What would I change? It’s hard to say, because I know that who I am and where I am today are a direct result of everything that I have done and said in the past. Were I to change something, it would be with the knowledge that I would be changing my present and my future as well. And that’s a frightening thought, because I can think back on a few choices that might have led me down different paths had I chosen differently—and some of those paths aren’t very pretty.

I’ve been sitting here, sifting through memories, wondering which one of them would be worth changing. Instead of a fistfight, a kind word to a younger kid when I was eleven? Instead of ignorance, giving a definitive answer for my faith when I was eighteen? Instead of passivity, a decisive “no” when I was twenty? Instead of criticism, a word of support to a friend when I was twenty-seven?

And my answer must remain: I don’t know. I don’t know if any of those incidents, altered, would be enough to change my life or another’s. Either for better or for worse. In the film, the main character made his life and his friends’ lives worse every time he went back and changed something. Each small alteration led all of them down a different, darker path than they would have walked had he left the past alone. Though he meant well, he entered a horrid, vicious circle that spiraled him and his friends down into despair and evil and madness.
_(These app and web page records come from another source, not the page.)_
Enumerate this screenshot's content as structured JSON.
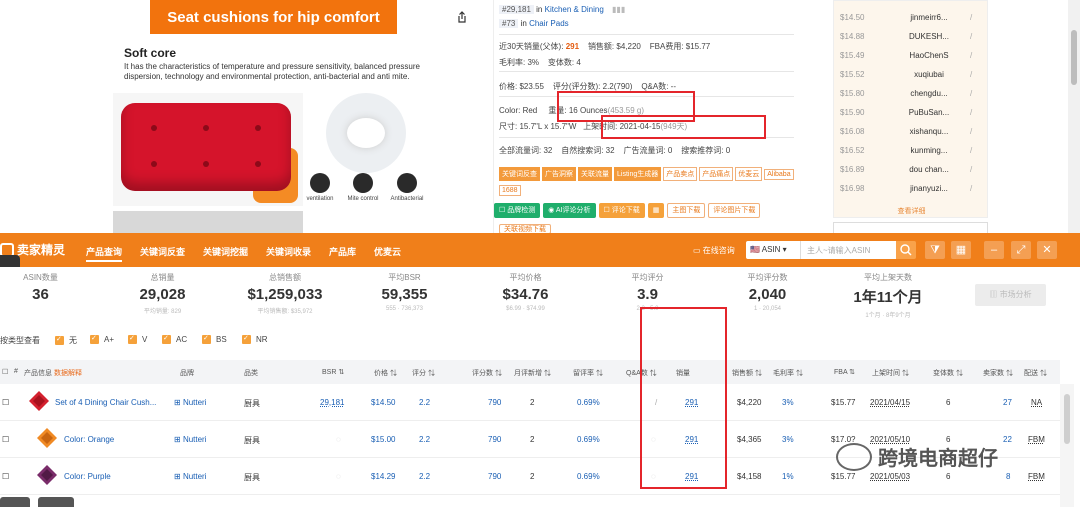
{
  "product": {
    "banner": "Seat cushions for hip comfort",
    "soft_title": "Soft core",
    "soft_desc": "It has the characteristics of temperature and pressure sensitivity, balanced pressure dispersion, technology and environmental protection, anti-bacterial and anti mite.",
    "features": [
      "ventilation",
      "Mite control",
      "Antibacterial"
    ]
  },
  "info": {
    "rank1_num": "#29,181",
    "rank1_in": "in",
    "rank1_cat": "Kitchen & Dining",
    "rank2_num": "#73",
    "rank2_in": "in",
    "rank2_cat": "Chair Pads",
    "sales30_label": "近30天销量(父体):",
    "sales30": "291",
    "revenue_label": "销售额:",
    "revenue": "$4,220",
    "fba_label": "FBA费用:",
    "fba": "$15.77",
    "margin_label": "毛利率:",
    "margin": "3%",
    "variants_label": "变体数:",
    "variants": "4",
    "price_label": "价格:",
    "price": "$23.55",
    "rating_label": "评分(评分数):",
    "rating": "2.2(790)",
    "qa_label": "Q&A数:",
    "qa": "--",
    "color_label": "Color:",
    "color": "Red",
    "weight_label": "重量:",
    "weight": "16 Ounces",
    "weight_g": "(453.59 g)",
    "size_label": "尺寸:",
    "size": "15.7\"L x 15.7\"W",
    "launch_label": "上架时间:",
    "launch": "2021-04-15",
    "launch_days": "(949天)",
    "traffic": "全部流量词: 32",
    "natural": "自然搜索词: 32",
    "ads": "广告流量词: 0",
    "rec": "搜索推荐词: 0",
    "tags_fill": [
      "关键词反查",
      "广告洞察",
      "关联流量",
      "Listing生成器"
    ],
    "tags_outline": [
      "产品卖点",
      "产品痛点",
      "优麦云",
      "Alibaba",
      "1688"
    ],
    "btn_keyword": "品牌检测",
    "btn_ai": "AI评论分析",
    "btn_review_dl": "评论下载",
    "btn_img_dl": "主图下载",
    "btn_review_img": "评论图片下载",
    "btn_related": "关联视频下载"
  },
  "history": {
    "rows": [
      {
        "price": "$14.50",
        "seller": "jinmeirr6..."
      },
      {
        "price": "$14.88",
        "seller": "DUKESH..."
      },
      {
        "price": "$15.49",
        "seller": "HaoChenS"
      },
      {
        "price": "$15.52",
        "seller": "xuqiubai"
      },
      {
        "price": "$15.80",
        "seller": "chengdu..."
      },
      {
        "price": "$15.90",
        "seller": "PuBuSan..."
      },
      {
        "price": "$16.08",
        "seller": "xishanqu..."
      },
      {
        "price": "$16.52",
        "seller": "kunming..."
      },
      {
        "price": "$16.89",
        "seller": "dou chan..."
      },
      {
        "price": "$16.98",
        "seller": "jinanyuzi..."
      }
    ],
    "slash": "/",
    "more": "查看详细"
  },
  "plugin": {
    "logo": "卖家精灵",
    "nav": [
      "产品查询",
      "关键词反查",
      "关键词挖掘",
      "关键词收录",
      "产品库",
      "优麦云"
    ],
    "consult": "在线咨询",
    "asin": "ASIN",
    "placeholder": "主人~请输入ASIN"
  },
  "stats": [
    {
      "label": "ASIN数量",
      "value": "36",
      "sub": ""
    },
    {
      "label": "总销量",
      "value": "29,028",
      "sub": "平均销量: 829"
    },
    {
      "label": "总销售额",
      "value": "$1,259,033",
      "sub": "平均销售额: $35,972"
    },
    {
      "label": "平均BSR",
      "value": "59,355",
      "sub": "555 · 736,373"
    },
    {
      "label": "平均价格",
      "value": "$34.76",
      "sub": "$6.99 · $74.99"
    },
    {
      "label": "平均评分",
      "value": "3.9",
      "sub": "2.2 · 5.0"
    },
    {
      "label": "平均评分数",
      "value": "2,040",
      "sub": "1 · 20,054"
    },
    {
      "label": "平均上架天数",
      "value": "1年11个月",
      "sub": "1个月 · 8年9个月"
    }
  ],
  "market_btn": "市场分析",
  "filters": {
    "label": "按类型查看",
    "items": [
      "无",
      "A+",
      "V",
      "AC",
      "BS",
      "NR"
    ]
  },
  "table": {
    "headers": {
      "info": "产品信息",
      "info_link": "数据解释",
      "brand": "品牌",
      "category": "品类",
      "bsr": "BSR",
      "price": "价格",
      "rating": "评分",
      "reviews": "评分数",
      "monthly_new": "月评新增",
      "review_rate": "留评率",
      "qa": "Q&A数",
      "sales": "销量",
      "revenue": "销售额",
      "margin": "毛利率",
      "fba": "FBA",
      "launch": "上架时间",
      "variants": "变体数",
      "sellers": "卖家数",
      "ship": "配送"
    },
    "rows": [
      {
        "name": "Set of 4 Dining Chair Cush...",
        "brand": "Nutteri",
        "category": "厨具",
        "bsr": "29,181",
        "price": "$14.50",
        "rating": "2.2",
        "reviews": "790",
        "monthly_new": "2",
        "review_rate": "0.69%",
        "qa": "/",
        "sales": "291",
        "revenue": "$4,220",
        "margin": "3%",
        "fba": "$15.77",
        "launch": "2021/04/15",
        "variants": "6",
        "sellers": "27",
        "ship": "NA",
        "color": "#d4212f"
      },
      {
        "name": "Color: Orange",
        "brand": "Nutteri",
        "category": "厨具",
        "bsr": "",
        "price": "$15.00",
        "rating": "2.2",
        "reviews": "790",
        "monthly_new": "2",
        "review_rate": "0.69%",
        "qa": "",
        "sales": "291",
        "revenue": "$4,365",
        "margin": "3%",
        "fba": "$17.0?",
        "launch": "2021/05/10",
        "variants": "6",
        "sellers": "22",
        "ship": "FBM",
        "color": "#f08a24"
      },
      {
        "name": "Color: Purple",
        "brand": "Nutteri",
        "category": "厨具",
        "bsr": "",
        "price": "$14.29",
        "rating": "2.2",
        "reviews": "790",
        "monthly_new": "2",
        "review_rate": "0.69%",
        "qa": "",
        "sales": "291",
        "revenue": "$4,158",
        "margin": "1%",
        "fba": "$15.77",
        "launch": "2021/05/03",
        "variants": "6",
        "sellers": "8",
        "ship": "FBM",
        "color": "#7a2c6a"
      }
    ]
  },
  "watermark": "跨境电商超仔"
}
And the only thing that brought them out of it was his willingness to give up the love of the one person he loved the most. Hm. Somehow, loving sacrifice always ends up being the saving grace of every flawed hero.

Changing my past would make me a different person. And if I were a different person, I would have a different effect on those around me. Who knows what negative influence my smallest actions might have if I were a different person? Who knows what negative influence I have even now, without knowing it? Certainly, a change in the past might result in a better present Me, a better future Me…
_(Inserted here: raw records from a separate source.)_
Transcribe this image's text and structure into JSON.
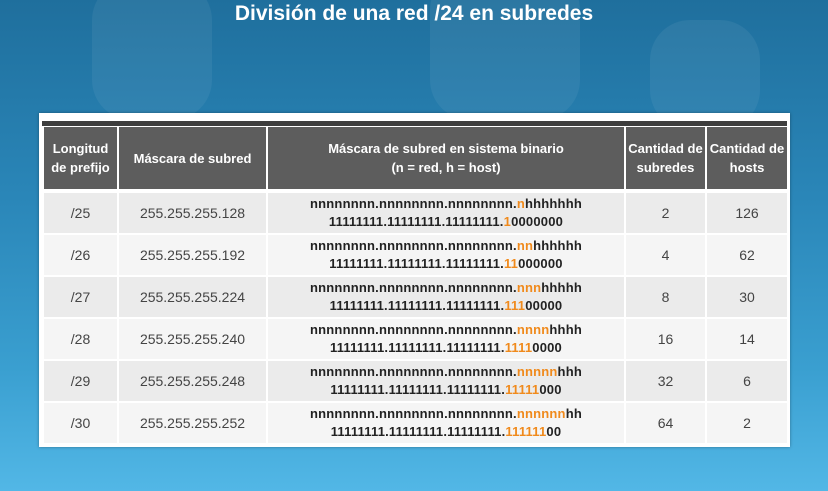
{
  "title": "División de una red /24 en subredes",
  "headers": {
    "prefix": "Longitud de prefijo",
    "mask": "Máscara de subred",
    "binary_line1": "Máscara de subred en sistema binario",
    "binary_line2": "(n = red, h = host)",
    "subnets": "Cantidad de subredes",
    "hosts": "Cantidad de hosts"
  },
  "rows": [
    {
      "prefix": "/25",
      "mask": "255.255.255.128",
      "net_prefix": "nnnnnnnn.nnnnnnnn.nnnnnnnn.",
      "net_hi": "n",
      "net_rest": "hhhhhhh",
      "bin_prefix": "11111111.11111111.11111111.",
      "bin_hi": "1",
      "bin_rest": "0000000",
      "subnets": "2",
      "hosts": "126"
    },
    {
      "prefix": "/26",
      "mask": "255.255.255.192",
      "net_prefix": "nnnnnnnn.nnnnnnnn.nnnnnnnn.",
      "net_hi": "nn",
      "net_rest": "hhhhhh",
      "bin_prefix": "11111111.11111111.11111111.",
      "bin_hi": "11",
      "bin_rest": "000000",
      "subnets": "4",
      "hosts": "62"
    },
    {
      "prefix": "/27",
      "mask": "255.255.255.224",
      "net_prefix": "nnnnnnnn.nnnnnnnn.nnnnnnnn.",
      "net_hi": "nnn",
      "net_rest": "hhhhh",
      "bin_prefix": "11111111.11111111.11111111.",
      "bin_hi": "111",
      "bin_rest": "00000",
      "subnets": "8",
      "hosts": "30"
    },
    {
      "prefix": "/28",
      "mask": "255.255.255.240",
      "net_prefix": "nnnnnnnn.nnnnnnnn.nnnnnnnn.",
      "net_hi": "nnnn",
      "net_rest": "hhhh",
      "bin_prefix": "11111111.11111111.11111111.",
      "bin_hi": "1111",
      "bin_rest": "0000",
      "subnets": "16",
      "hosts": "14"
    },
    {
      "prefix": "/29",
      "mask": "255.255.255.248",
      "net_prefix": "nnnnnnnn.nnnnnnnn.nnnnnnnn.",
      "net_hi": "nnnnn",
      "net_rest": "hhh",
      "bin_prefix": "11111111.11111111.11111111.",
      "bin_hi": "11111",
      "bin_rest": "000",
      "subnets": "32",
      "hosts": "6"
    },
    {
      "prefix": "/30",
      "mask": "255.255.255.252",
      "net_prefix": "nnnnnnnn.nnnnnnnn.nnnnnnnn.",
      "net_hi": "nnnnnn",
      "net_rest": "hh",
      "bin_prefix": "11111111.11111111.11111111.",
      "bin_hi": "111111",
      "bin_rest": "00",
      "subnets": "64",
      "hosts": "2"
    }
  ],
  "colors": {
    "highlight": "#f08a1c",
    "header_bg": "#5d5d5d"
  }
}
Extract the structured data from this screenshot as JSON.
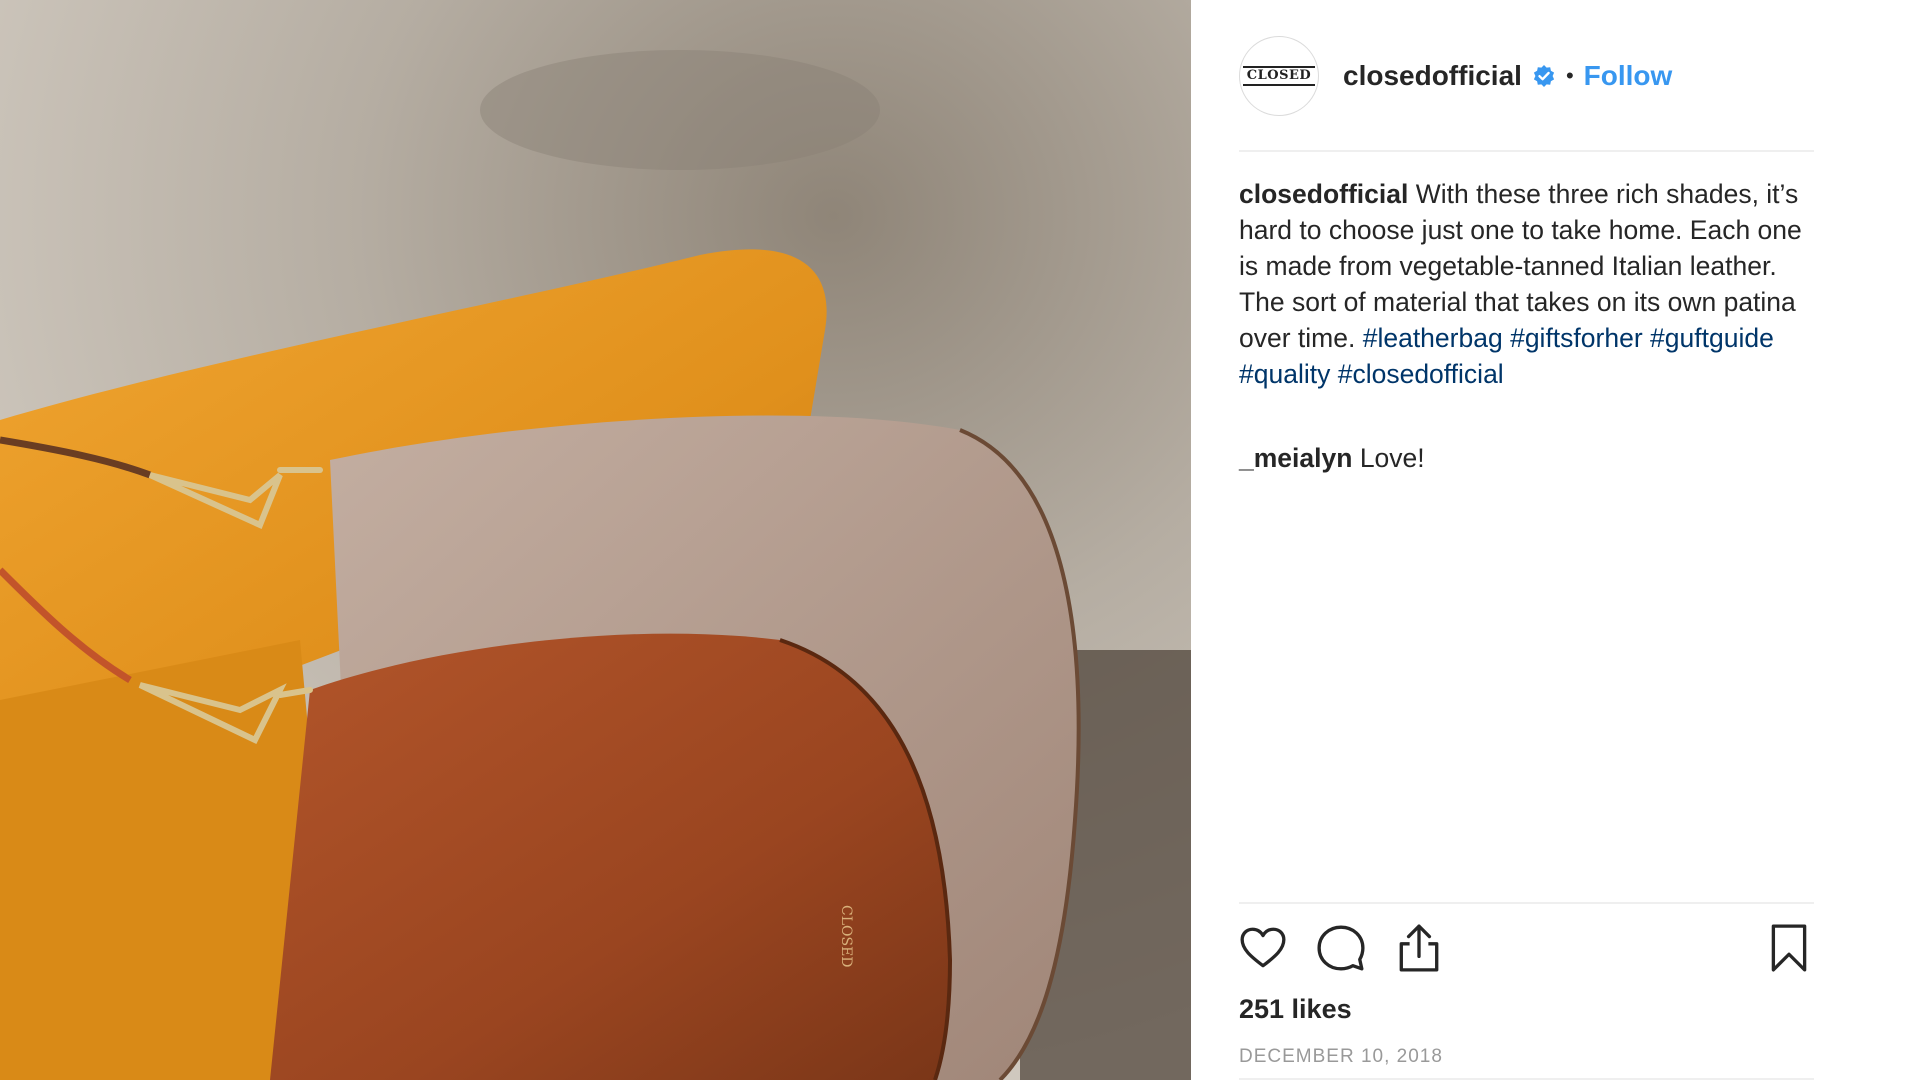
{
  "post": {
    "image_alt": "Leather shoulder bags in tan and brown on a mustard chair",
    "bag_logo_text": "CLOSED"
  },
  "header": {
    "avatar_logo": "CLOSED",
    "username": "closedofficial",
    "verified_icon": "verified-badge-icon",
    "separator": "•",
    "follow_label": "Follow"
  },
  "caption": {
    "username": "closedofficial",
    "text": "With these three rich shades, it’s hard to choose just one to take home. Each one is made from vegetable-tanned Italian leather. The sort of material that takes on its own patina over time.",
    "hashtags": [
      "#leatherbag",
      "#giftsforher",
      "#guftguide",
      "#quality",
      "#closedofficial"
    ]
  },
  "comments": [
    {
      "username": "_meialyn",
      "text": "Love!"
    }
  ],
  "actions": {
    "like_icon": "heart-icon",
    "comment_icon": "comment-icon",
    "share_icon": "share-icon",
    "save_icon": "bookmark-icon"
  },
  "likes_text": "251 likes",
  "date_text": "DECEMBER 10, 2018",
  "colors": {
    "accent": "#3897f0",
    "hashtag": "#003569",
    "text": "#262626",
    "muted": "#999999",
    "divider": "#efefef"
  }
}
…but then again, it might not. What are the chances that a change would turn out better? I’m no math whiz, but I’m guessing the odds are not particularly good.

God knew what he was doing when he gave us humans a linear, finite sense of time and the inability to move freely along the timeline. He knew what a mess of our lives and each other’s lives we would make if we could change our pasts. He knew that no matter how much we tried, we could never set right the things we’ve done wrong in the past. I’m grateful that he doesn’t expect us to.

Can the flap of a single butterfly’s wing cause a typhoon? One action you take, one word that you say, always leads to a reaction in someone else. You might never know about it…but that’s your influence on those around you. And your smallest action, your most insignificant word, could turn into something monstrous or something wonderful in someone else’s future. Your smallest good deed could turn into an heroic act of kindness by someone else somewhere continents away and years down the line. Conversely, your smallest meanness could turn into an atrocity by someone else, far away, far in the future. Either way, you’ll never know about it.

Either way, we’re all part of each other—all of us humans, who are butterflies causing typhoons.

If you could go back and change something…would you?